(Dataset rows describing interfaces)

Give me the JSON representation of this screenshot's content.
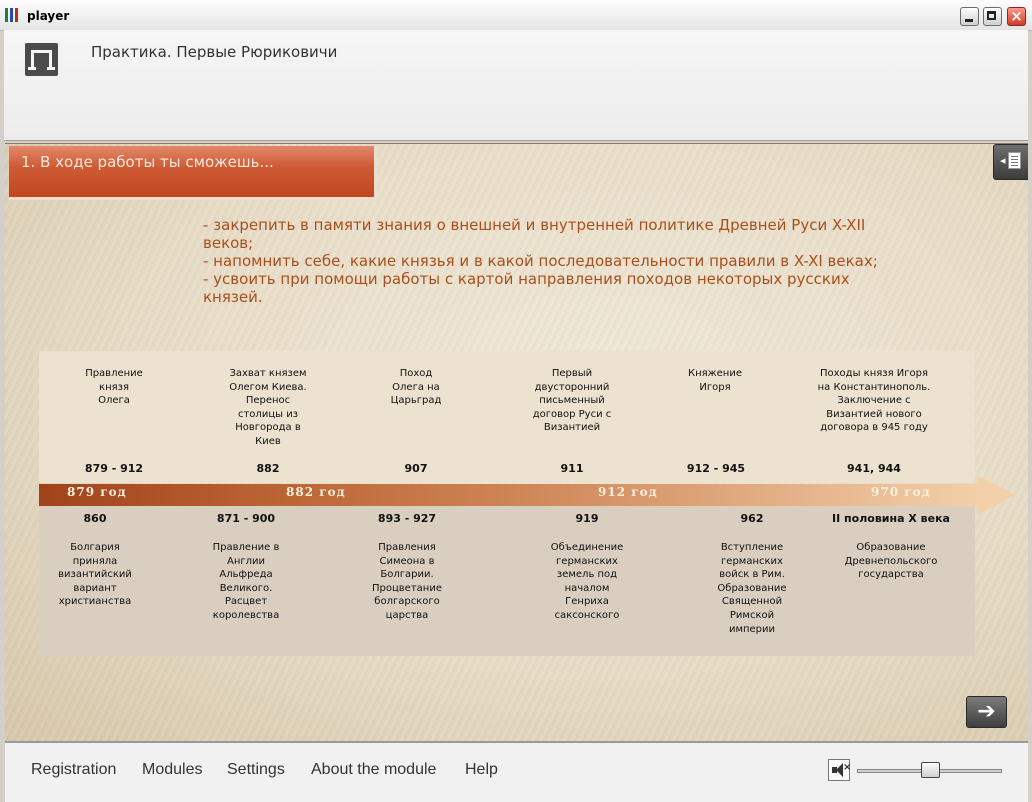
{
  "window": {
    "title": "player"
  },
  "header": {
    "title": "Практика. Первые Рюриковичи"
  },
  "section": {
    "title": "1. В ходе работы ты сможешь..."
  },
  "goals": [
    "- закрепить в памяти знания о внешней и внутренней политике Древней Руси X-XII",
    "веков;",
    "- напомнить себе, какие князья и в какой последовательности правили в X-XI веках;",
    "- усвоить при помощи работы с картой направления походов некоторых русских",
    "князей."
  ],
  "timeline": {
    "markers": [
      "879 год",
      "882 год",
      "912 год",
      "970 год"
    ],
    "rus_events": [
      {
        "text": [
          "Правление",
          "князя",
          "Олега"
        ],
        "year": "879 - 912"
      },
      {
        "text": [
          "Захват князем",
          "Олегом Киева.",
          "Перенос",
          "столицы из",
          "Новгорода в",
          "Киев"
        ],
        "year": "882"
      },
      {
        "text": [
          "Поход",
          "Олега на",
          "Царьград"
        ],
        "year": "907"
      },
      {
        "text": [
          "Первый",
          "двусторонний",
          "письменный",
          "договор Руси с",
          "Византией"
        ],
        "year": "911"
      },
      {
        "text": [
          "Княжение",
          "Игоря"
        ],
        "year": "912 - 945"
      },
      {
        "text": [
          "Походы князя Игоря",
          "на Константинополь.",
          "Заключение с",
          "Византией нового",
          "договора в 945 году"
        ],
        "year": "941, 944"
      }
    ],
    "world_events": [
      {
        "year": "860",
        "text": [
          "Болгария",
          "приняла",
          "византийский",
          "вариант",
          "христианства"
        ]
      },
      {
        "year": "871 - 900",
        "text": [
          "Правление в",
          "Англии",
          "Альфреда",
          "Великого.",
          "Расцвет",
          "королевства"
        ]
      },
      {
        "year": "893 - 927",
        "text": [
          "Правления",
          "Симеона в",
          "Болгарии.",
          "Процветание",
          "болгарского",
          "царства"
        ]
      },
      {
        "year": "919",
        "text": [
          "Объединение",
          "германских",
          "земель под",
          "началом",
          "Генриха",
          "саксонского"
        ]
      },
      {
        "year": "962",
        "text": [
          "Вступление",
          "германских",
          "войск в Рим.",
          "Образование",
          "Священной",
          "Римской",
          "империи"
        ]
      },
      {
        "year": "II половина X века",
        "text": [
          "Образование",
          "Древнепольского",
          "государства"
        ]
      }
    ]
  },
  "footer": {
    "nav": [
      "Registration",
      "Modules",
      "Settings",
      "About the module",
      "Help"
    ]
  },
  "volume": {
    "level": 0.5
  },
  "icons": {
    "app": "player-app-icon",
    "logo": "module-logo-icon",
    "toc": "table-of-contents-icon",
    "next": "next-arrow-icon",
    "volume": "speaker-mute-icon"
  },
  "colors": {
    "section_accent": "#c2461f",
    "goals_text": "#a8501d",
    "timeline_start": "#a0431c",
    "timeline_end": "#f2cfa8"
  }
}
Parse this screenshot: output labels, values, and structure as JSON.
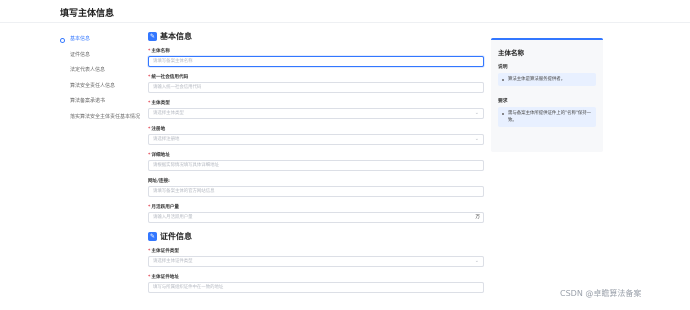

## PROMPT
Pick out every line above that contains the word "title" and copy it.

## RESULT FOR THIS EXERCISE
    "title": "player"
    "title": "Практика. Первые Рюриковичи"
    "title": "1. В ходе работы ты сможешь..."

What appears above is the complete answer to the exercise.